• [Goal of the exercise] Retype, exactly and completely, the listing that comes next, skipping its images.

• [Data listing]
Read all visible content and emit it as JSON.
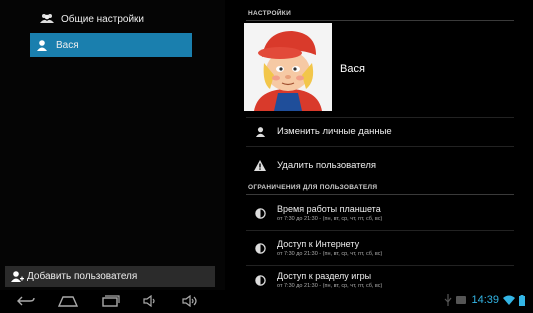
{
  "left": {
    "general_settings": "Общие настройки",
    "user_item": "Вася",
    "add_user": "Добавить пользователя"
  },
  "right": {
    "section_settings": "НАСТРОЙКИ",
    "user_name": "Вася",
    "edit_personal": "Изменить личные данные",
    "delete_user": "Удалить пользователя",
    "section_restrictions": "ОГРАНИЧЕНИЯ ДЛЯ ПОЛЬЗОВАТЕЛЯ",
    "restrictions": [
      {
        "title": "Время работы планшета",
        "subtitle": "от 7:30 до 21:30 - (пн, вт, ср, чт, пт, сб, вс)"
      },
      {
        "title": "Доступ к Интернету",
        "subtitle": "от 7:30 до 21:30 - (пн, вт, ср, чт, пт, сб, вс)"
      },
      {
        "title": "Доступ к разделу игры",
        "subtitle": "от 7:30 до 21:30 - (пн, вт, ср, чт, пт, сб, вс)"
      }
    ]
  },
  "status": {
    "time": "14:39",
    "accent": "#33b5e5",
    "selected_bg": "#1a7fae"
  }
}
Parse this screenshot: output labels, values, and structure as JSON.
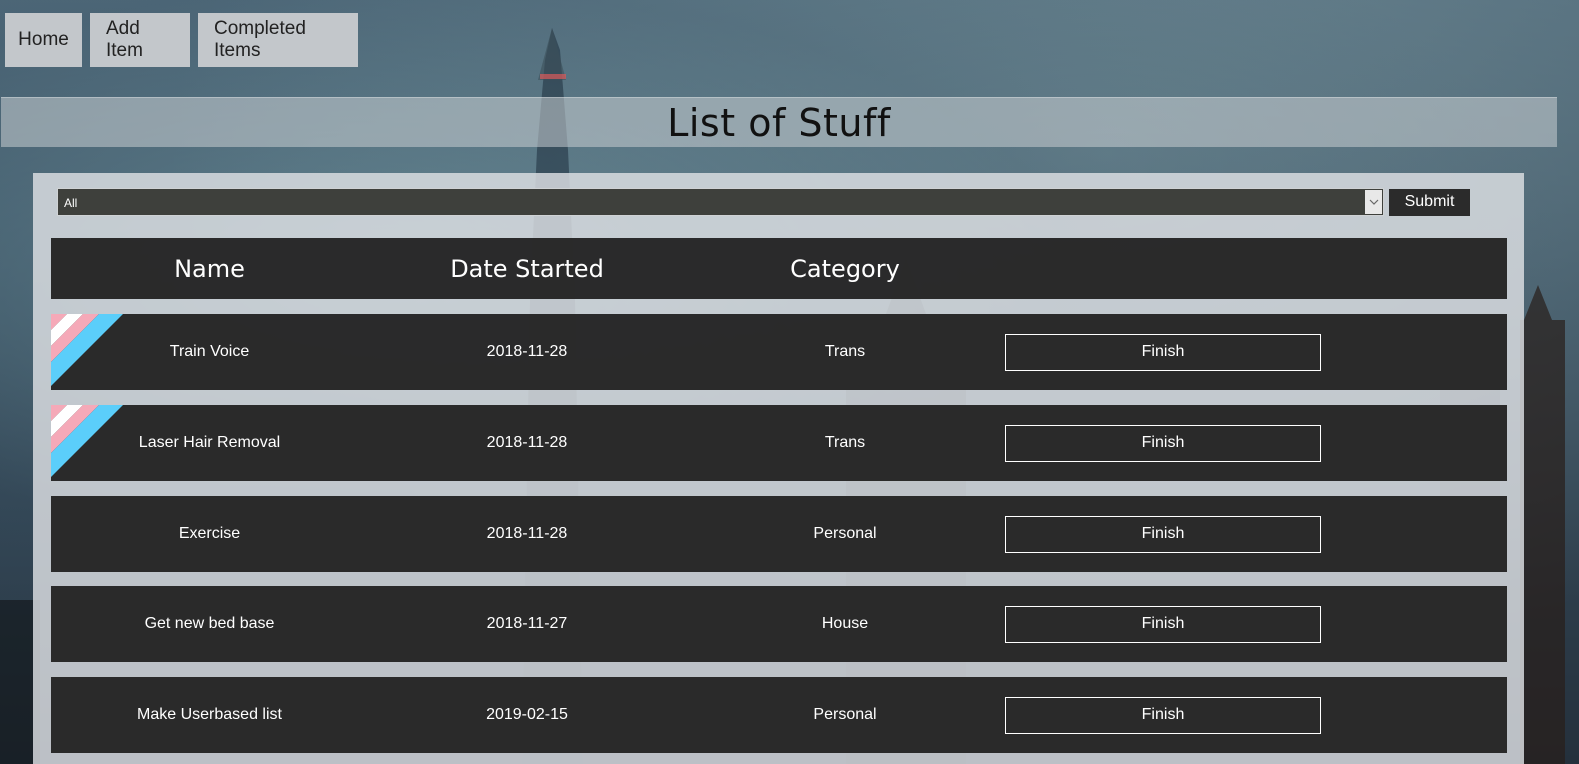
{
  "nav": {
    "home": "Home",
    "add_item": "Add Item",
    "completed_items": "Completed Items"
  },
  "page_title": "List of Stuff",
  "filter": {
    "selected": "All",
    "submit_label": "Submit"
  },
  "table": {
    "columns": [
      "Name",
      "Date Started",
      "Category"
    ],
    "rows": [
      {
        "name": "Train Voice",
        "date": "2018-11-28",
        "category": "Trans",
        "action": "Finish",
        "flag": "trans-flag-icon"
      },
      {
        "name": "Laser Hair Removal",
        "date": "2018-11-28",
        "category": "Trans",
        "action": "Finish",
        "flag": "trans-flag-icon"
      },
      {
        "name": "Exercise",
        "date": "2018-11-28",
        "category": "Personal",
        "action": "Finish"
      },
      {
        "name": "Get new bed base",
        "date": "2018-11-27",
        "category": "House",
        "action": "Finish"
      },
      {
        "name": "Make Userbased list",
        "date": "2019-02-15",
        "category": "Personal",
        "action": "Finish"
      }
    ]
  },
  "colors": {
    "flag_blue": "#5bcefa",
    "flag_pink": "#f5a9b8",
    "flag_white": "#ffffff"
  }
}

• [Task output]
Read all visible content and emit it as JSON.
{
  "left": {
    "general_settings": "Общие настройки",
    "user_item": "Вася",
    "add_user": "Добавить пользователя"
  },
  "right": {
    "section_settings": "НАСТРОЙКИ",
    "user_name": "Вася",
    "edit_personal": "Изменить личные данные",
    "delete_user": "Удалить пользователя",
    "section_restrictions": "ОГРАНИЧЕНИЯ ДЛЯ ПОЛЬЗОВАТЕЛЯ",
    "restrictions": [
      {
        "title": "Время работы планшета",
        "subtitle": "от 7:30 до 21:30 - (пн, вт, ср, чт, пт, сб, вс)"
      },
      {
        "title": "Доступ к Интернету",
        "subtitle": "от 7:30 до 21:30 - (пн, вт, ср, чт, пт, сб, вс)"
      },
      {
        "title": "Доступ к разделу игры",
        "subtitle": "от 7:30 до 21:30 - (пн, вт, ср, чт, пт, сб, вс)"
      }
    ]
  },
  "status": {
    "time": "14:39",
    "accent": "#33b5e5",
    "selected_bg": "#1a7fae"
  }
}
Parse this screenshot: output labels, values, and structure as JSON.
{
  "nav": {
    "home": "Home",
    "add_item": "Add Item",
    "completed_items": "Completed Items"
  },
  "page_title": "List of Stuff",
  "filter": {
    "selected": "All",
    "submit_label": "Submit"
  },
  "table": {
    "columns": [
      "Name",
      "Date Started",
      "Category"
    ],
    "rows": [
      {
        "name": "Train Voice",
        "date": "2018-11-28",
        "category": "Trans",
        "action": "Finish",
        "flag": "trans-flag-icon"
      },
      {
        "name": "Laser Hair Removal",
        "date": "2018-11-28",
        "category": "Trans",
        "action": "Finish",
        "flag": "trans-flag-icon"
      },
      {
        "name": "Exercise",
        "date": "2018-11-28",
        "category": "Personal",
        "action": "Finish"
      },
      {
        "name": "Get new bed base",
        "date": "2018-11-27",
        "category": "House",
        "action": "Finish"
      },
      {
        "name": "Make Userbased list",
        "date": "2019-02-15",
        "category": "Personal",
        "action": "Finish"
      }
    ]
  },
  "colors": {
    "flag_blue": "#5bcefa",
    "flag_pink": "#f5a9b8",
    "flag_white": "#ffffff"
  }
}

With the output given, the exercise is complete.